Researchers in Germany are trying to understand the connection between weather conditions and human emotion.
Stress is part of day-to-day life and we can attribute it to lots of things, including the weather. If you feel irritable or stressed for missing your daily walk on a rainy afternoon when it’s just supposed to be cool, you are probably very right in blaming the weather. However, a new study suggests that as a rule of thumb the weather really might give us more to grumble about than to be happy about.
A research team at Humboldt University in Berlin, Germany claim in a study published in the October issue of the Emotions journal that temperature, wind, and sunlight all have an effect on negative moods, with sunlight seemingly playing a significant role on how tired people said they were.
On the other hand, temperature, wind, sunlight, precipitation, air pressure, and how long the days were had no significant effect on positive moods, contrary to conventional wisdom.
During the study, led by Professor Jaap Denissen, 1,233 participants–most of them women age 13 to 68–were given a daily online diary and asked to respond to a questionnaire that measured tiredness as well as positive and negative mood.
The researchers examined how much the participants socialized and slept. They also got feedback on those conditions which might affect mood, after collecting daily weather data and matching it to the participants’ ZIP codes.
Wind was found to have more of a negative effect on mood in spring and summer than in fall and winter. Sunlight had a mitigating effect on whether people reported they were tired on days when it rained.

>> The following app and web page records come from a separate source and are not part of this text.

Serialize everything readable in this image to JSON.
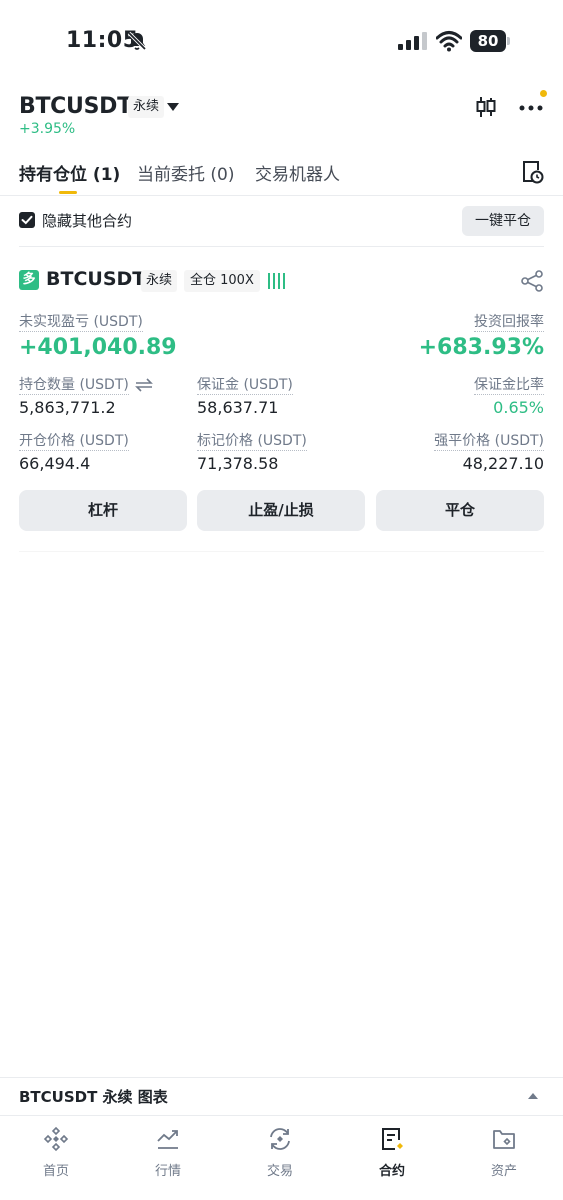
{
  "status_bar": {
    "time": "11:05",
    "battery": "80"
  },
  "header": {
    "symbol": "BTCUSDT",
    "contract_type": "永续",
    "change": "+3.95%"
  },
  "tabs": [
    {
      "label": "持有仓位 (1)",
      "active": true
    },
    {
      "label": "当前委托 (0)",
      "active": false
    },
    {
      "label": "交易机器人",
      "active": false
    }
  ],
  "filter": {
    "hide_others_label": "隐藏其他合约",
    "hide_others_checked": true,
    "close_all_label": "一键平仓"
  },
  "position": {
    "side_badge": "多",
    "symbol": "BTCUSDT",
    "contract_type": "永续",
    "margin_leverage": "全仓 100X",
    "unrealized_pnl_label": "未实现盈亏 (USDT)",
    "unrealized_pnl": "+401,040.89",
    "roe_label": "投资回报率",
    "roe": "+683.93%",
    "size_label": "持仓数量 (USDT)",
    "size": "5,863,771.2",
    "margin_label": "保证金 (USDT)",
    "margin": "58,637.71",
    "margin_ratio_label": "保证金比率",
    "margin_ratio": "0.65%",
    "entry_price_label": "开仓价格 (USDT)",
    "entry_price": "66,494.4",
    "mark_price_label": "标记价格 (USDT)",
    "mark_price": "71,378.58",
    "liq_price_label": "强平价格 (USDT)",
    "liq_price": "48,227.10",
    "buttons": {
      "leverage": "杠杆",
      "tp_sl": "止盈/止损",
      "close": "平仓"
    }
  },
  "chart_bar": {
    "label": "BTCUSDT 永续 图表"
  },
  "nav": [
    {
      "label": "首页",
      "icon": "home-icon",
      "active": false
    },
    {
      "label": "行情",
      "icon": "markets-icon",
      "active": false
    },
    {
      "label": "交易",
      "icon": "trade-icon",
      "active": false
    },
    {
      "label": "合约",
      "icon": "futures-icon",
      "active": true
    },
    {
      "label": "资产",
      "icon": "wallet-icon",
      "active": false
    }
  ],
  "colors": {
    "green": "#2ebd85",
    "yellow": "#f0b90b",
    "text": "#1e2329",
    "muted": "#707a8a"
  }
}
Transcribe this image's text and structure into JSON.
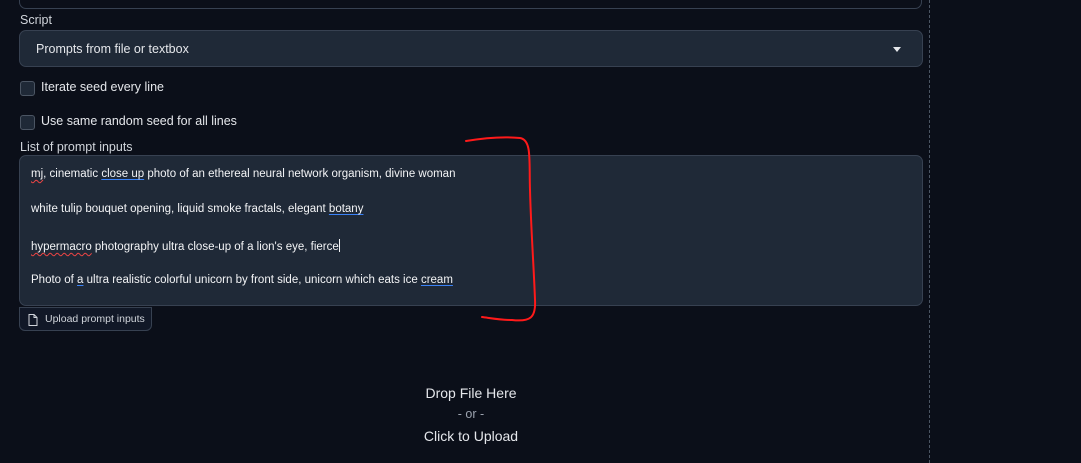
{
  "script_section": {
    "label": "Script",
    "selected": "Prompts from file or textbox"
  },
  "options": {
    "iterate_seed": "Iterate seed every line",
    "same_seed": "Use same random seed for all lines"
  },
  "prompt_inputs": {
    "label": "List of prompt inputs",
    "lines": [
      {
        "parts": [
          "mj",
          ", cinematic ",
          "close up",
          " photo of an ethereal neural network organism, divine woman"
        ]
      },
      {
        "parts": [
          "white tulip bouquet opening, liquid smoke fractals, elegant ",
          "botany"
        ]
      },
      {
        "parts": [
          "hypermacro",
          " photography ultra close-up of a lion's eye, fierce"
        ]
      },
      {
        "parts": [
          "Photo of ",
          "a",
          " ultra realistic colorful unicorn by front side, unicorn which eats ice ",
          "cream"
        ]
      }
    ],
    "upload_button": "Upload prompt inputs"
  },
  "file_drop": {
    "title": "Drop File Here",
    "separator": "- or -",
    "action": "Click to Upload"
  },
  "icons": {
    "dropdown": "chevron-down-icon",
    "upload": "file-icon"
  },
  "colors": {
    "background": "#0b0f19",
    "field_background": "#1f2937",
    "border": "#374151",
    "annotation": "#ff1a1a",
    "spellcheck": "#ef4444",
    "grammar": "#3b82f6"
  }
}
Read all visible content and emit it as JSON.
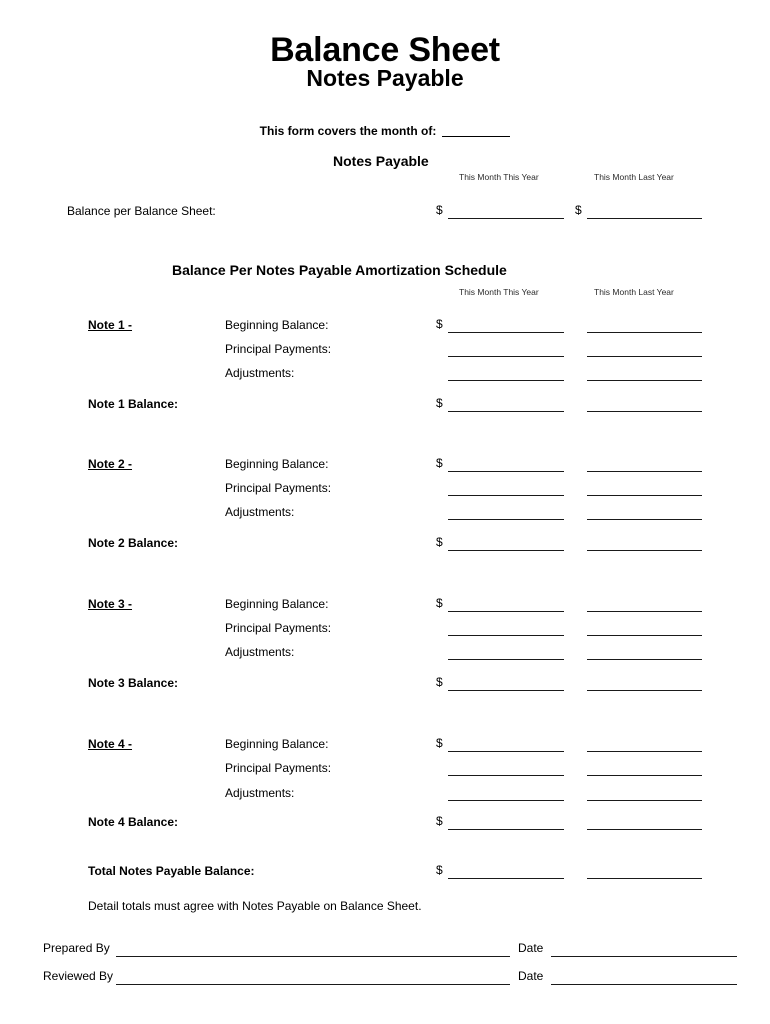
{
  "document": {
    "title_main": "Balance Sheet",
    "title_sub": "Notes Payable",
    "month_line_label": "This form covers the month of:",
    "section_notes_payable_heading": "Notes Payable",
    "section_amortization_heading": "Balance Per Notes Payable Amortization Schedule",
    "column_headers": {
      "this_year": "This Month This Year",
      "last_year": "This Month Last Year"
    },
    "currency_symbol": "$"
  },
  "balance_per_balance_sheet": {
    "label": "Balance per Balance Sheet:"
  },
  "notes": [
    {
      "title": "Note 1 -",
      "rows": [
        {
          "label": "Beginning Balance:"
        },
        {
          "label": "Principal Payments:"
        },
        {
          "label": "Adjustments:"
        }
      ],
      "balance_label": "Note 1 Balance:"
    },
    {
      "title": "Note 2 -",
      "rows": [
        {
          "label": "Beginning Balance:"
        },
        {
          "label": "Principal Payments:"
        },
        {
          "label": "Adjustments:"
        }
      ],
      "balance_label": "Note 2 Balance:"
    },
    {
      "title": "Note 3 -",
      "rows": [
        {
          "label": "Beginning Balance:"
        },
        {
          "label": "Principal Payments:"
        },
        {
          "label": "Adjustments:"
        }
      ],
      "balance_label": "Note 3 Balance:"
    },
    {
      "title": "Note 4 -",
      "rows": [
        {
          "label": "Beginning Balance:"
        },
        {
          "label": "Principal Payments:"
        },
        {
          "label": "Adjustments:"
        }
      ],
      "balance_label": "Note 4 Balance:"
    }
  ],
  "total": {
    "label": "Total Notes Payable Balance:",
    "note": "Detail totals must agree with Notes Payable on Balance Sheet."
  },
  "footer": {
    "prepared_by_label": "Prepared By",
    "reviewed_by_label": "Reviewed By",
    "date_label_1": "Date",
    "date_label_2": "Date"
  }
}
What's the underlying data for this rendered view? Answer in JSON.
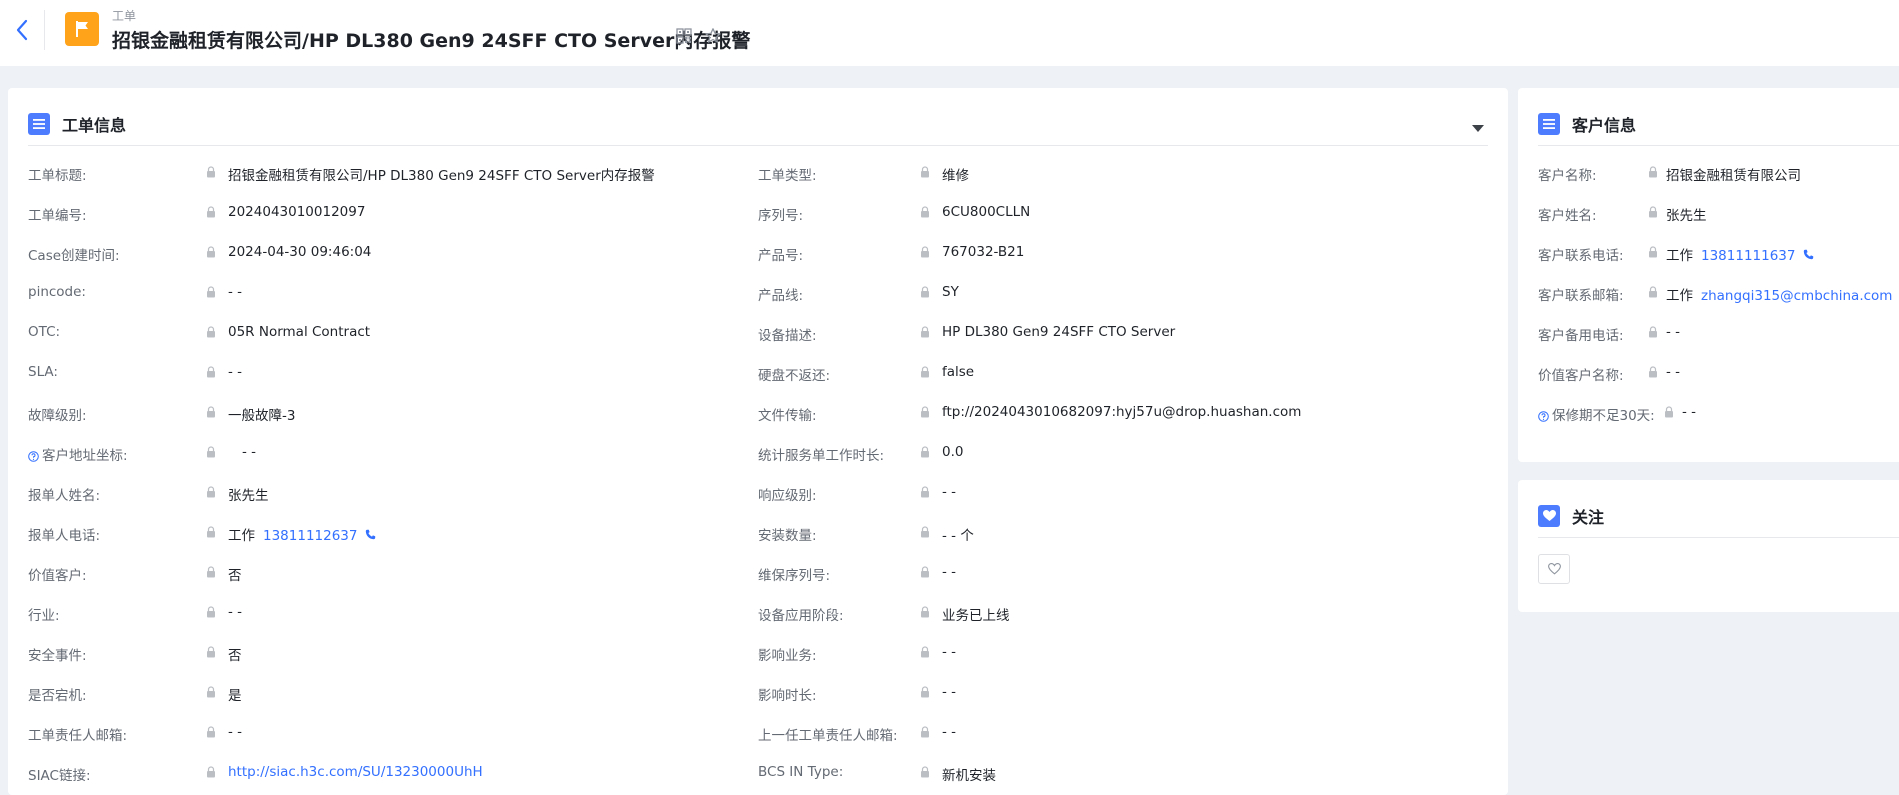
{
  "header": {
    "breadcrumb": "工单",
    "title": "招银金融租赁有限公司/HP DL380 Gen9 24SFF CTO Server内存报警"
  },
  "colors": {
    "accent": "#4d7cfe",
    "flag": "#ffa31a",
    "link": "#3370ff"
  },
  "icons": {
    "back": "chevron-left-icon",
    "flag": "flag-icon",
    "lock": "lock-icon",
    "phone": "phone-icon",
    "heart": "heart-icon",
    "help": "help-circle-icon"
  },
  "work_order": {
    "title": "工单信息",
    "left": [
      {
        "label": "工单标题:",
        "value": "招银金融租赁有限公司/HP DL380 Gen9 24SFF CTO Server内存报警"
      },
      {
        "label": "工单编号:",
        "value": "2024043010012097"
      },
      {
        "label": "Case创建时间:",
        "value": "2024-04-30 09:46:04"
      },
      {
        "label": "pincode:",
        "value": "- -"
      },
      {
        "label": "OTC:",
        "value": "05R Normal Contract"
      },
      {
        "label": "SLA:",
        "value": "- -"
      },
      {
        "label": "故障级别:",
        "value": "一般故障-3"
      },
      {
        "label": "客户地址坐标:",
        "value": "- -"
      },
      {
        "label": "报单人姓名:",
        "value": "张先生"
      },
      {
        "label": "报单人电话:",
        "prefix": "工作",
        "value": "13811112637"
      },
      {
        "label": "价值客户:",
        "value": "否"
      },
      {
        "label": "行业:",
        "value": "- -"
      },
      {
        "label": "安全事件:",
        "value": "否"
      },
      {
        "label": "是否宕机:",
        "value": "是"
      },
      {
        "label": "工单责任人邮箱:",
        "value": "- -"
      },
      {
        "label": "SIAC链接:",
        "value": "http://siac.h3c.com/SU/13230000UhH"
      }
    ],
    "right": [
      {
        "label": "工单类型:",
        "value": "维修"
      },
      {
        "label": "序列号:",
        "value": "6CU800CLLN"
      },
      {
        "label": "产品号:",
        "value": "767032-B21"
      },
      {
        "label": "产品线:",
        "value": "SY"
      },
      {
        "label": "设备描述:",
        "value": "HP DL380 Gen9 24SFF CTO Server"
      },
      {
        "label": "硬盘不返还:",
        "value": "false"
      },
      {
        "label": "文件传输:",
        "value": "ftp://2024043010682097:hyj57u@drop.huashan.com"
      },
      {
        "label": "统计服务单工作时长:",
        "value": "0.0"
      },
      {
        "label": "响应级别:",
        "value": "- -"
      },
      {
        "label": "安装数量:",
        "value": "- - 个"
      },
      {
        "label": "维保序列号:",
        "value": "- -"
      },
      {
        "label": "设备应用阶段:",
        "value": "业务已上线"
      },
      {
        "label": "影响业务:",
        "value": "- -"
      },
      {
        "label": "影响时长:",
        "value": "- -"
      },
      {
        "label": "上一任工单责任人邮箱:",
        "value": "- -"
      },
      {
        "label": "BCS IN Type:",
        "value": "新机安装"
      }
    ]
  },
  "customer": {
    "title": "客户信息",
    "fields": [
      {
        "label": "客户名称:",
        "value": "招银金融租赁有限公司"
      },
      {
        "label": "客户姓名:",
        "value": "张先生"
      },
      {
        "label": "客户联系电话:",
        "prefix": "工作",
        "value": "13811111637"
      },
      {
        "label": "客户联系邮箱:",
        "prefix": "工作",
        "value": "zhangqi315@cmbchina.com"
      },
      {
        "label": "客户备用电话:",
        "value": "- -"
      },
      {
        "label": "价值客户名称:",
        "value": "- -"
      },
      {
        "label": "保修期不足30天:",
        "value": "- -"
      }
    ]
  },
  "follow": {
    "title": "关注"
  }
}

The responses were varied, but the researchers think a mood-weather link may still exist for individuals. In further studies, researchers may update the survey questions to learn how long participants spent outdoors, which may be crucial information, they said.